»»

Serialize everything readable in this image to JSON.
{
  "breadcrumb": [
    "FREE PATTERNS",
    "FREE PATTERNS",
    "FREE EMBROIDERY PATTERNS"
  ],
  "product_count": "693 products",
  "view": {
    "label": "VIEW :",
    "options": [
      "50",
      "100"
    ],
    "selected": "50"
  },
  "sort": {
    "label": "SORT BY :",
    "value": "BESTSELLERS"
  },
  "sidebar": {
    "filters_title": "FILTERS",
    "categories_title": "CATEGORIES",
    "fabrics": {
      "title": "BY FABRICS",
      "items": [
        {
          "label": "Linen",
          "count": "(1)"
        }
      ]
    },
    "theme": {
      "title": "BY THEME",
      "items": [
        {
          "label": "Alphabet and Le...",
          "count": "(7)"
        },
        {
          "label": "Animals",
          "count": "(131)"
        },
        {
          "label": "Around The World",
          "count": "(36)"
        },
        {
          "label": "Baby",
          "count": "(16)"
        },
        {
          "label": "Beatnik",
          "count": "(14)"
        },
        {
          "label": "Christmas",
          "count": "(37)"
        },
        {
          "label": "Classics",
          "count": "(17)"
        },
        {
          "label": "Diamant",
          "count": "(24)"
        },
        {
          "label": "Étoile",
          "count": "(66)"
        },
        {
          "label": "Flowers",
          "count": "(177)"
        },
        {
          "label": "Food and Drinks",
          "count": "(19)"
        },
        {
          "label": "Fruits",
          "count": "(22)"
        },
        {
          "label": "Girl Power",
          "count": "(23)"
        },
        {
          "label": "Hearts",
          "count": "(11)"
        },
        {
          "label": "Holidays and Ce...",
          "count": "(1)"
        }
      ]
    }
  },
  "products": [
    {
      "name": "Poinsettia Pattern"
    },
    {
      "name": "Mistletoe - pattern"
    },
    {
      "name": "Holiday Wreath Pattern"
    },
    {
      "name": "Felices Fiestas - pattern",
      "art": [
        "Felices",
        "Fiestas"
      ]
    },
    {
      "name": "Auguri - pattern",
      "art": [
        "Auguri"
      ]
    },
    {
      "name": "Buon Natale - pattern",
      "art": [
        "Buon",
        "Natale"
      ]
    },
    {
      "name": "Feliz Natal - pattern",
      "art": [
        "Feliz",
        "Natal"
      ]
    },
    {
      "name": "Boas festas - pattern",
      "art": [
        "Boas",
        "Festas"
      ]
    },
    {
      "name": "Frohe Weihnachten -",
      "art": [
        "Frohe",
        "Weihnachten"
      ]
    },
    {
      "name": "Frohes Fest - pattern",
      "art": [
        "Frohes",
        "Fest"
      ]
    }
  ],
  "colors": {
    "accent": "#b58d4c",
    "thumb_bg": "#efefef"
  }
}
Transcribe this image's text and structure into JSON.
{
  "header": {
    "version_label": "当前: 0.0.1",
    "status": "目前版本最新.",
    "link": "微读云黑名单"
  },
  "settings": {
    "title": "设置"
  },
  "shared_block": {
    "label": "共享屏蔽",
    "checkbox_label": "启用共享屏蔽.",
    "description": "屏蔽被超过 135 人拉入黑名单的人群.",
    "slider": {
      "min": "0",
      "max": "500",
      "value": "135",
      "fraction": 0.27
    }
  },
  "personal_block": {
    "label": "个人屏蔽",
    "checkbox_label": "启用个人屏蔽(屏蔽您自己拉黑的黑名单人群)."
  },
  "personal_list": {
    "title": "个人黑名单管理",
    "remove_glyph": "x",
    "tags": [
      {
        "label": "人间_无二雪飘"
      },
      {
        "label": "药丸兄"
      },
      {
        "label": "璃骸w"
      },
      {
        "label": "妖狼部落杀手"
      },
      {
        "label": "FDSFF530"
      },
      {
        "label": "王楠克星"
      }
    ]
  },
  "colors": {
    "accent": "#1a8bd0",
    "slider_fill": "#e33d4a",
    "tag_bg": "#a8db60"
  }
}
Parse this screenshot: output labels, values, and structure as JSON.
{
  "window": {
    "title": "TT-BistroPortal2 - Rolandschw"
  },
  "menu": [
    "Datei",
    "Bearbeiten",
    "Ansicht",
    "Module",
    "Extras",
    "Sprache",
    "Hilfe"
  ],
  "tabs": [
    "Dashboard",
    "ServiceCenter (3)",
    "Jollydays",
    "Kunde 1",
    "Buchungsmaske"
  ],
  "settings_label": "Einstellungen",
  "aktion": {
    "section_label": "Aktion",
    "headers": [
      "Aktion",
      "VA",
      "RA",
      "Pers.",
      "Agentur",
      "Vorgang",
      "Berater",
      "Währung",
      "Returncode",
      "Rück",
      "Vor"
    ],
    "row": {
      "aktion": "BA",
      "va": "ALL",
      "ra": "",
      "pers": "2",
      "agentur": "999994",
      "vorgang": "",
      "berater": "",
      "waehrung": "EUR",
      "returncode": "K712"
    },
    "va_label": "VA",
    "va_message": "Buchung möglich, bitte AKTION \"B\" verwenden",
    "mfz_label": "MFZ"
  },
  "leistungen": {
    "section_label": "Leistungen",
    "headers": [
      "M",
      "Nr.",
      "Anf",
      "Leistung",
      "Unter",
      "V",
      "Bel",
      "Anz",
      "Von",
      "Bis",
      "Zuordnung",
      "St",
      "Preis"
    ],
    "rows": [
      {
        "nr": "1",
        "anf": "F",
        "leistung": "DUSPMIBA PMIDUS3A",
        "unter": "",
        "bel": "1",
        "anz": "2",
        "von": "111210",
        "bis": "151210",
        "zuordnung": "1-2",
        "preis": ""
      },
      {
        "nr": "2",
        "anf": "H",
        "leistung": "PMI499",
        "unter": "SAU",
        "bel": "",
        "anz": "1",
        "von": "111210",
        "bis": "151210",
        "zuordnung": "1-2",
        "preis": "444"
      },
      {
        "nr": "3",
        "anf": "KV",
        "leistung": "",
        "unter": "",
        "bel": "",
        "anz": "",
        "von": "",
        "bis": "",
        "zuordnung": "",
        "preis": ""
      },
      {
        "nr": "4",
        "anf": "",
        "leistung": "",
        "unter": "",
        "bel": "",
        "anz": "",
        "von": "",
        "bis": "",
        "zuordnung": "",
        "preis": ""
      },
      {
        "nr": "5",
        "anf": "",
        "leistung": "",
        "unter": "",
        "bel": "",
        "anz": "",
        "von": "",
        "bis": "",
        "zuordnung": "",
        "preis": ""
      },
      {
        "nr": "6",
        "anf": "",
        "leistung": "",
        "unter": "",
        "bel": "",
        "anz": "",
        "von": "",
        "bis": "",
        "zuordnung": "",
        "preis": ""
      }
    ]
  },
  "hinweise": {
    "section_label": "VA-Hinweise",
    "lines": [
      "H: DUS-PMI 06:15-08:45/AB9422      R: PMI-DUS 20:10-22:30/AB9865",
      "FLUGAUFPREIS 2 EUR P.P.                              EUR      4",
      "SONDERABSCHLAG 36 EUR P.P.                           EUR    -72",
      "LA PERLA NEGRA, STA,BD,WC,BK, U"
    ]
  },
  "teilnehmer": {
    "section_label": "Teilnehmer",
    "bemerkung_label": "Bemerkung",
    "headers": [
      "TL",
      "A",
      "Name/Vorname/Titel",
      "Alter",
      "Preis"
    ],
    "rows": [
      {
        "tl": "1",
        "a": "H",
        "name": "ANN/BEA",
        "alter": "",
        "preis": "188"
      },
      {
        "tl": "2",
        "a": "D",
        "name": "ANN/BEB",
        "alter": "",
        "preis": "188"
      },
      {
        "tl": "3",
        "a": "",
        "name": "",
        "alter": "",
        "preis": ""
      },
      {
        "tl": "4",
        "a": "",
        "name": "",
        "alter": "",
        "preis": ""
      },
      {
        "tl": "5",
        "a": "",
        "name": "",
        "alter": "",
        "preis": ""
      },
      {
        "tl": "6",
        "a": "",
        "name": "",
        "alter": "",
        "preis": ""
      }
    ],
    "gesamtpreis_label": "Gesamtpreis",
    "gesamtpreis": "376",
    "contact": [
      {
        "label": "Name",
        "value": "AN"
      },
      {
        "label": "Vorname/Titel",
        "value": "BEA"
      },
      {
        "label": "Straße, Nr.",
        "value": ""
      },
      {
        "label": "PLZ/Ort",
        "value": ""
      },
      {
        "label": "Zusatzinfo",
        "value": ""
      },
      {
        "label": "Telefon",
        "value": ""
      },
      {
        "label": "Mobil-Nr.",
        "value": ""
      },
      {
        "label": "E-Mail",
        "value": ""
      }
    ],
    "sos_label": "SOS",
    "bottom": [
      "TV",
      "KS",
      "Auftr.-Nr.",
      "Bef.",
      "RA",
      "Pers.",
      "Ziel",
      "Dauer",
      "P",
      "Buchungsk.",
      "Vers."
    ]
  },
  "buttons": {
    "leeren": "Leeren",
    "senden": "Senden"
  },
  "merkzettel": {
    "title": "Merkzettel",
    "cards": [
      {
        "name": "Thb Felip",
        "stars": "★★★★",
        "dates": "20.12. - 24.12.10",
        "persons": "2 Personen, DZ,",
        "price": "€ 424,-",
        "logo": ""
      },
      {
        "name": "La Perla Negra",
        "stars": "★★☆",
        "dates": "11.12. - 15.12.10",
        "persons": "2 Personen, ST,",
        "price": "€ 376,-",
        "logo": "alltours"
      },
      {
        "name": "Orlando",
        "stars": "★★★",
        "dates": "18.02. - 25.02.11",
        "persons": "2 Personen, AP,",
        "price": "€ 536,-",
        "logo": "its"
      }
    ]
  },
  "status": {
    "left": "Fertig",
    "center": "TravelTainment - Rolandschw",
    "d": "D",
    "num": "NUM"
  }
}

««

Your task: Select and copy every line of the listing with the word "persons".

Response:
        "persons": "2 Personen, DZ,",
        "persons": "2 Personen, ST,",
        "persons": "2 Personen, AP,",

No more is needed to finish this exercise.